- What to produce
Read through the material below and copy each line in which the word "icon" occurs.

- Data to use
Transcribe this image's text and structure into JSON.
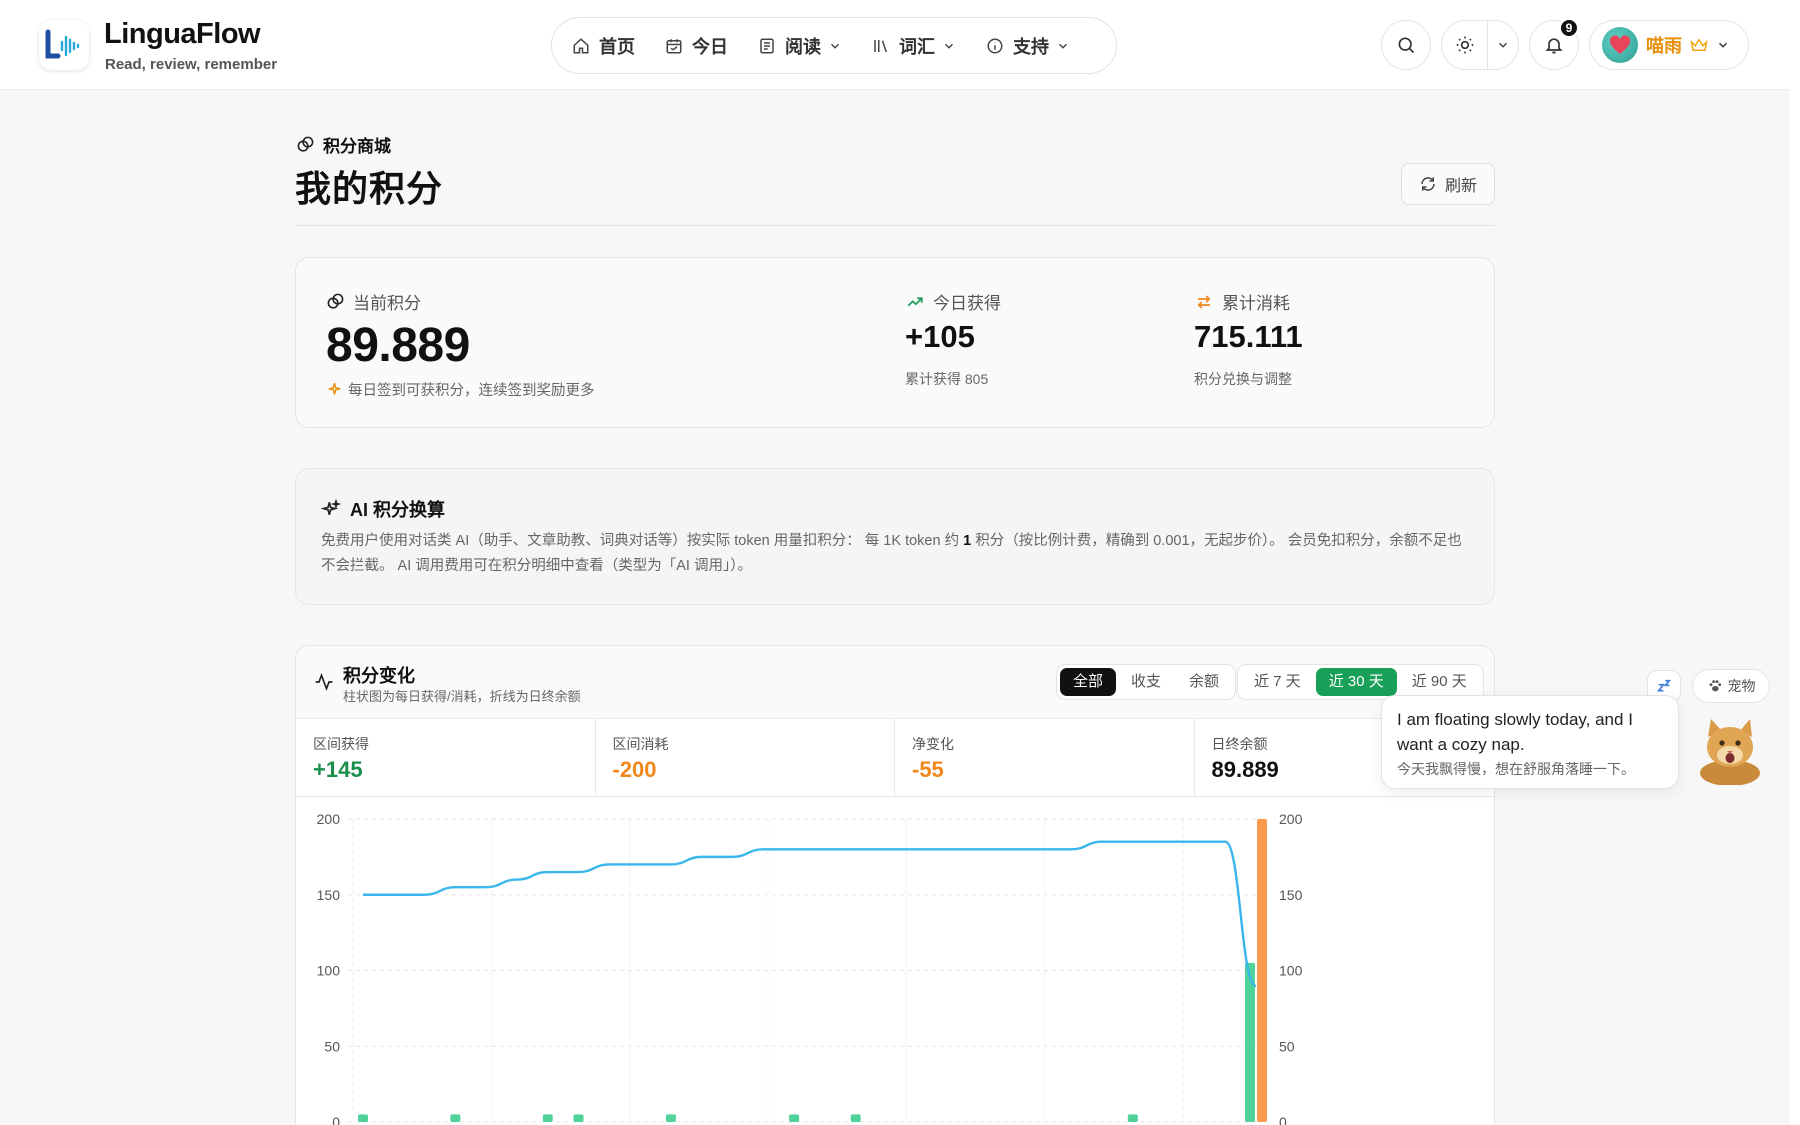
{
  "header": {
    "app_name": "LinguaFlow",
    "tagline": "Read, review, remember",
    "nav": [
      {
        "label": "首页",
        "icon": "home-icon"
      },
      {
        "label": "今日",
        "icon": "calendar-icon"
      },
      {
        "label": "阅读",
        "icon": "book-icon",
        "dropdown": true
      },
      {
        "label": "词汇",
        "icon": "library-icon",
        "dropdown": true
      },
      {
        "label": "支持",
        "icon": "info-icon",
        "dropdown": true
      }
    ],
    "notifications": "9",
    "user_name": "喵雨"
  },
  "page": {
    "crumb": "积分商城",
    "title": "我的积分",
    "refresh_label": "刷新"
  },
  "summary": {
    "current_label": "当前积分",
    "current_value": "89.889",
    "current_hint": "每日签到可获积分，连续签到奖励更多",
    "today_label": "今日获得",
    "today_value": "+105",
    "today_sub": "累计获得 805",
    "spent_label": "累计消耗",
    "spent_value": "715.111",
    "spent_sub": "积分兑换与调整"
  },
  "ai": {
    "title": "AI 积分换算",
    "body_a": "免费用户使用对话类 AI（助手、文章助教、词典对话等）按实际 token 用量扣积分： 每 1K token 约 ",
    "body_b": "1",
    "body_c": " 积分（按比例计费，精确到 0.001，无起步价）。 会员免扣积分，余额不足也不会拦截。 AI 调用费用可在积分明细中查看（类型为「AI 调用」）。"
  },
  "chart_card": {
    "title": "积分变化",
    "subtitle": "柱状图为每日获得/消耗，折线为日终余额",
    "mode_tabs": [
      "全部",
      "收支",
      "余额"
    ],
    "range_tabs": [
      "近 7 天",
      "近 30 天",
      "近 90 天"
    ],
    "metrics": [
      {
        "label": "区间获得",
        "value": "+145",
        "color": "#1a8f4a"
      },
      {
        "label": "区间消耗",
        "value": "-200",
        "color": "#f0871a"
      },
      {
        "label": "净变化",
        "value": "-55",
        "color": "#f0871a"
      },
      {
        "label": "日终余额",
        "value": "89.889",
        "color": "#111111"
      }
    ]
  },
  "chart_data": {
    "type": "bar",
    "yticks_left": [
      "200",
      "150",
      "100",
      "50",
      "0"
    ],
    "yticks_right": [
      "200",
      "150",
      "100",
      "50",
      "0"
    ],
    "ylim": [
      0,
      200
    ],
    "days": 30,
    "earned": [
      5,
      0,
      0,
      5,
      0,
      0,
      5,
      5,
      0,
      0,
      5,
      0,
      0,
      0,
      5,
      0,
      5,
      0,
      0,
      0,
      0,
      0,
      0,
      0,
      0,
      5,
      0,
      0,
      0,
      105
    ],
    "spent": [
      0,
      0,
      0,
      0,
      0,
      0,
      0,
      0,
      0,
      0,
      0,
      0,
      0,
      0,
      0,
      0,
      0,
      0,
      0,
      0,
      0,
      0,
      0,
      0,
      0,
      0,
      0,
      0,
      0,
      200
    ],
    "balance": [
      150,
      150,
      150,
      155,
      155,
      160,
      165,
      165,
      170,
      170,
      170,
      175,
      175,
      180,
      180,
      180,
      180,
      180,
      180,
      180,
      180,
      180,
      180,
      180,
      185,
      185,
      185,
      185,
      185,
      89.889
    ],
    "colors": {
      "earned": "#4fd39b",
      "spent": "#f99a4f",
      "balance": "#3ab7ea"
    }
  },
  "pet": {
    "pet_label": "宠物",
    "bubble_en": "I am floating slowly today, and I want a cozy nap.",
    "bubble_zh": "今天我飘得慢，想在舒服角落睡一下。"
  }
}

- Solution to this task
        "icon": "home-icon"
        "icon": "calendar-icon"
        "icon": "book-icon",
        "icon": "library-icon",
        "icon": "info-icon",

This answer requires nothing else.